On June 7, 2012, the Third Appellate District Court in California, once again, reaffirmed the notion that where a contract requires pre-litigation mediation as a condition to recouping attorneys’ fees in subsequent litigation, it means what it says.
In Cullen v. Corwin, (Case No. C067861) (Cullen v Corwin) Plaintiffs Joe and Marienne Cullen purchased a vacation home from Defendants Paul and Geraldine Corwin. They claimed that the Corwins “…acted either negligently or fraudulently in failing to disclose the defective condition of the garage roof when they sold a vacation home to the Cullens.” (Id. at 2.).
Defendants filed a motion for summary judgment alleging that the case had been filed after the expiration of the applicable three year statute of limitations. The trial court granted the motion and so Defendants appealed.
Defendants then moved for an award of their attorneys’ fees and costs (totaling $16,500) pursuant to a provision in the standard form real estate purchase agreement. The trial court granted the motion.
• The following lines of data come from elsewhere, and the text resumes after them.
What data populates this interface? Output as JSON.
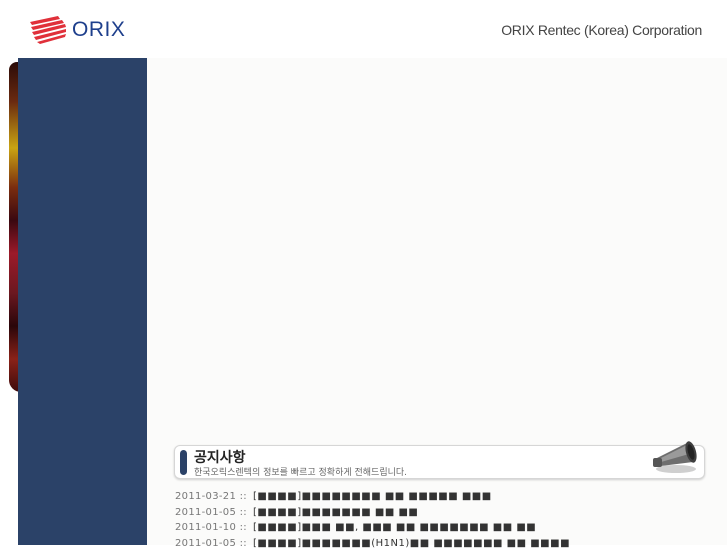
{
  "header": {
    "logo_text": "ORIX",
    "company": "ORIX Rentec (Korea) Corporation"
  },
  "notice": {
    "title": "공지사항",
    "subtitle": "한국오릭스렌텍의 정보를 빠르고 정확하게 전해드립니다."
  },
  "news": [
    {
      "date": "2011-03-21 ::",
      "title": "[■■■■]■■■■■■■■ ■■ ■■■■■ ■■■"
    },
    {
      "date": "2011-01-05 ::",
      "title": "[■■■■]■■■■■■■ ■■ ■■"
    },
    {
      "date": "2011-01-10 ::",
      "title": "[■■■■]■■■ ■■, ■■■ ■■ ■■■■■■■ ■■ ■■"
    },
    {
      "date": "2011-01-05 ::",
      "title": "[■■■■]■■■■■■■(H1N1)■■ ■■■■■■■ ■■ ■■■■"
    }
  ]
}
Plaintiffs appealed both rulings against them. The appellate court affirmed the grant of the summary judgment but reversed the award of the attorneys’ fees.
The appellate court first looked to the language in the standard form purchase agreement:
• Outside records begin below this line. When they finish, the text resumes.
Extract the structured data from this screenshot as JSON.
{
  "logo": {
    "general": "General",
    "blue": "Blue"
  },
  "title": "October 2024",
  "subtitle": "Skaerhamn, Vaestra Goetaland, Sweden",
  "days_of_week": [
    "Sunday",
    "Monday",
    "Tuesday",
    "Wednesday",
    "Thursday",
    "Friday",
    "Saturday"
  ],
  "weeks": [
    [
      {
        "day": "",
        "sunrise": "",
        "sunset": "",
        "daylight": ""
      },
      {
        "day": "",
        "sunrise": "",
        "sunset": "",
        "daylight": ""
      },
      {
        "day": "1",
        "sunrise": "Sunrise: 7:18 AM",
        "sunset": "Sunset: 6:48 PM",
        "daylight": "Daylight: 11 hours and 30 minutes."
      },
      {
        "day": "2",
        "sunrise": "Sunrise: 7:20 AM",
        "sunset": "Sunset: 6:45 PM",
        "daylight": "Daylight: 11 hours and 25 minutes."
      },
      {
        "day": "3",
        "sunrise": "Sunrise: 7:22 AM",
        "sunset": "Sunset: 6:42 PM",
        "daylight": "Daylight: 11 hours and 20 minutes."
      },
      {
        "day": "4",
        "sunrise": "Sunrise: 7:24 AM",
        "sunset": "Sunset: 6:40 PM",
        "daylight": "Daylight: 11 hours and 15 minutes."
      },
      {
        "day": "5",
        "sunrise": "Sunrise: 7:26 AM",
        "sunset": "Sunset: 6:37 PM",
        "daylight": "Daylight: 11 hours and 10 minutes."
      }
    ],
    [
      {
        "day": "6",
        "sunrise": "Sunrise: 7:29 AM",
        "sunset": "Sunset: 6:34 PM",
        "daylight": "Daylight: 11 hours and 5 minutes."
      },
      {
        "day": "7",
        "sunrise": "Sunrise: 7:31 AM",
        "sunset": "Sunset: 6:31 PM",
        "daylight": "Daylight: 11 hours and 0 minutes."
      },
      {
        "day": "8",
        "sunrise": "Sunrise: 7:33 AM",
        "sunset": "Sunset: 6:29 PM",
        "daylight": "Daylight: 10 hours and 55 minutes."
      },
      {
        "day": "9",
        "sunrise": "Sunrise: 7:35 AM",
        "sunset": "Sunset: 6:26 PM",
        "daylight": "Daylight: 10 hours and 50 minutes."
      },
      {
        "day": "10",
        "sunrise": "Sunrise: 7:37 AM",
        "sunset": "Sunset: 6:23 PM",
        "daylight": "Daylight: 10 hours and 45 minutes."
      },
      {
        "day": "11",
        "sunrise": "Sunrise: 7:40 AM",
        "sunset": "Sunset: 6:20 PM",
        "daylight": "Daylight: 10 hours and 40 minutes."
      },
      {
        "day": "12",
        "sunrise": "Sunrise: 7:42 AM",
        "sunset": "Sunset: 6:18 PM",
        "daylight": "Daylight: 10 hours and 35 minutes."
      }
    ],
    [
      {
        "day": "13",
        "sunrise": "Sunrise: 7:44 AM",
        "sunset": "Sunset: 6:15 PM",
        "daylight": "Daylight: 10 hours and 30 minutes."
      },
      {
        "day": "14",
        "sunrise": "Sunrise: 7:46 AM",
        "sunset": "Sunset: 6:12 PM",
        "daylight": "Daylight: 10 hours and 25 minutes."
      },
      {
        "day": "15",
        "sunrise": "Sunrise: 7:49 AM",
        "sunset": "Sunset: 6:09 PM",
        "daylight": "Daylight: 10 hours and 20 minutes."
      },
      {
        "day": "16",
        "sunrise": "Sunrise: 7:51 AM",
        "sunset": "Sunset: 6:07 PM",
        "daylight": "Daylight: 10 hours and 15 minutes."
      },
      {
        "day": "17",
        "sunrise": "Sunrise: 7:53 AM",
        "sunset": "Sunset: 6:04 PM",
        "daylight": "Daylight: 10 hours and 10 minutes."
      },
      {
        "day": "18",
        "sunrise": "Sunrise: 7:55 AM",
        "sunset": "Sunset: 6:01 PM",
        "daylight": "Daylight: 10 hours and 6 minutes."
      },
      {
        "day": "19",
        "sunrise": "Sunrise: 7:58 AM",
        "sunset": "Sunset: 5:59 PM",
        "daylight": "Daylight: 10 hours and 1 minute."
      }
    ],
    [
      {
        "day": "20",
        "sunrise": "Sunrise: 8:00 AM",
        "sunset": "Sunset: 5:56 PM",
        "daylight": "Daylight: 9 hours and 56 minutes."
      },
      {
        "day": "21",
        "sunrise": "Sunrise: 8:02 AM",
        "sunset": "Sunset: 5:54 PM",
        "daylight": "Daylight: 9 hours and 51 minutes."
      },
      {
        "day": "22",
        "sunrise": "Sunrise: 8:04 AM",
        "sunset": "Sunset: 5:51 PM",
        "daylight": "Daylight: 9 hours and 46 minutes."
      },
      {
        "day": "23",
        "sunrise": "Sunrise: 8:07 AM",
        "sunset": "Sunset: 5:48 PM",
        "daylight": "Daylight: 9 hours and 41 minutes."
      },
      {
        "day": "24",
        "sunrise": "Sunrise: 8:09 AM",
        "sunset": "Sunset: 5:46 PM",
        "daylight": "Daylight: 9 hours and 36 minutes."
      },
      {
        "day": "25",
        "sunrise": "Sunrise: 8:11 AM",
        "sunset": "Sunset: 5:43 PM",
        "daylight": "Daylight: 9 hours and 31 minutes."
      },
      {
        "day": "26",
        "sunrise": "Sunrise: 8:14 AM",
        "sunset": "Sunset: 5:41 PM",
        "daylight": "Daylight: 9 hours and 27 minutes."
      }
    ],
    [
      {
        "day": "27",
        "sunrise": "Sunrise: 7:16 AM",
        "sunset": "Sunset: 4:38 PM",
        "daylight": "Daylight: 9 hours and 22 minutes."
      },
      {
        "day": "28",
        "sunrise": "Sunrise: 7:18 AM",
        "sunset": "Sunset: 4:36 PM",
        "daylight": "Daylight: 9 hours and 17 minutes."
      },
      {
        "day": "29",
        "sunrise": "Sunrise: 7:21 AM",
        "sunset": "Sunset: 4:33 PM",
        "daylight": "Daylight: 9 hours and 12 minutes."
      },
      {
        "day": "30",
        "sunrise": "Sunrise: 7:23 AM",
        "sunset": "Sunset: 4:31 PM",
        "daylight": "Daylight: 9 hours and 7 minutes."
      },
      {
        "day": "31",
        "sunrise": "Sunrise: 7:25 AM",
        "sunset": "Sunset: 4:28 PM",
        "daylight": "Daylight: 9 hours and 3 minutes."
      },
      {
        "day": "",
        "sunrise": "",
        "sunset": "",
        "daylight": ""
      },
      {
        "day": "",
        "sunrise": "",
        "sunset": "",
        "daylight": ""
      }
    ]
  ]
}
“If, for any dispute… to which this paragraph applies, any party commences an action without first attempting to resolve the matter through mediation, or refuses to mediate after [the making of] a request…, then that party shall not be entitled to recover attorney fees….”, (citation omitted) (Id. at 11) (emphasis original)
In opposition to the motion for fees before the trial court, the counsel for plaintiffs had alleged that she had twice requested mediation in accordance with the suggestions of the trial court, after the matter was in litigation, but that defense counsel had rejected both requests.
In his declaration attached to the motion for fees before the trial court, defense counsel asserted that he hesitated to mediate without first obtaining plaintiff’s written discovery responses and deposition and a decision on the summary judgment motion. Without these items, defense counsel believed the mediation would not be “meaningful” but rather a “waste of time.” (Id. at 12). He also pointed out that the defendants had not requested mediation prior to filing suit.
The appellate court reversed the trial court’s order granting fees. The appellate court rejected the finding of the trial court that there “…is insufficient showing of a refusal to mediate.” (Id. at 12.). It noted that in the seminal case of Frei v. Davey (2004) 124 Cal. App. 4th 1506,1508, that appellate court concluded that”“[t]he new provision barring recovery of [legal] fees by a prevailing party who refuses a request for mediation means what it says and will be enforced.”” (Id. at 13.) (Emphasis original.)
The appellate court then succinctly pointed out:
This leaves the alternate arguments that the Corwins were entitled to demand discovery responses first because they wished to pursue their motion for summary judgment to make mediation more “meaningful”, and because mediation without discovery responses was a “waste of time”. The Corwins are entitled to act on these convictions as a matter of strategy. The Corwins, however, do not explain how the contractual language allows for these as excuses to the requirement of assenting to mediation in order to recover their legal fees. The requirement “is designed to encourage mediation at the earliest possible time. “ (Citation omitted); opponents accordingly are not entitled to postpone it until they feel that they have marshaled the strongest possible support for their positions in litigation and mediation. Moreover, there is a strong public policy in the promotion of mediation ”as a preferable alternative to judicial proceedings” in a less expensive and more expeditious forum. (Citation omitted.). The costly and time-consuming procedures connected with discovery are thus not a necessary adjunct to mediation proceedings that a party can demand before participating. These excuses are therefore inadequate as a matter of interpretation of the contractual provision in light of the policy it promotes. (Id. at 15.) (Emphases original.)
Accordingly, the appellate court determined that the Corwins were NOT entitled to any attorneys’ fees and so reversed the award to them.
I quoted the appellate court at length because what it says about mediation is instructive; it is designed to be an alternative to litigation and a means to reducing the cost and expense of litigation, particularly discovery. It is not designed to be simply an adjunct to litigation or an additional step in that process. Yet, this is how it is often viewed. Too many times, counsel have stated to me that they are not yet prepared to mediate because they must conduct discovery or they would like to continue the mediation so that they can conduct certain discovery and then return. I often wonder, if this is self-defeating to the mediation process? Don’t the parties essentially know the facts at the outset? What must they really “discover”?; they know what the dispute is about! What more is there to know?
For mediation truly to be an alternative to litigation rather than just another step in the process, it should occur early on and before time consuming and expensive discovery takes place….That is what the public policy behind mediation is all about. Unfortunately, this has gotten lost on the litigants and their counsel.
Just something to think about….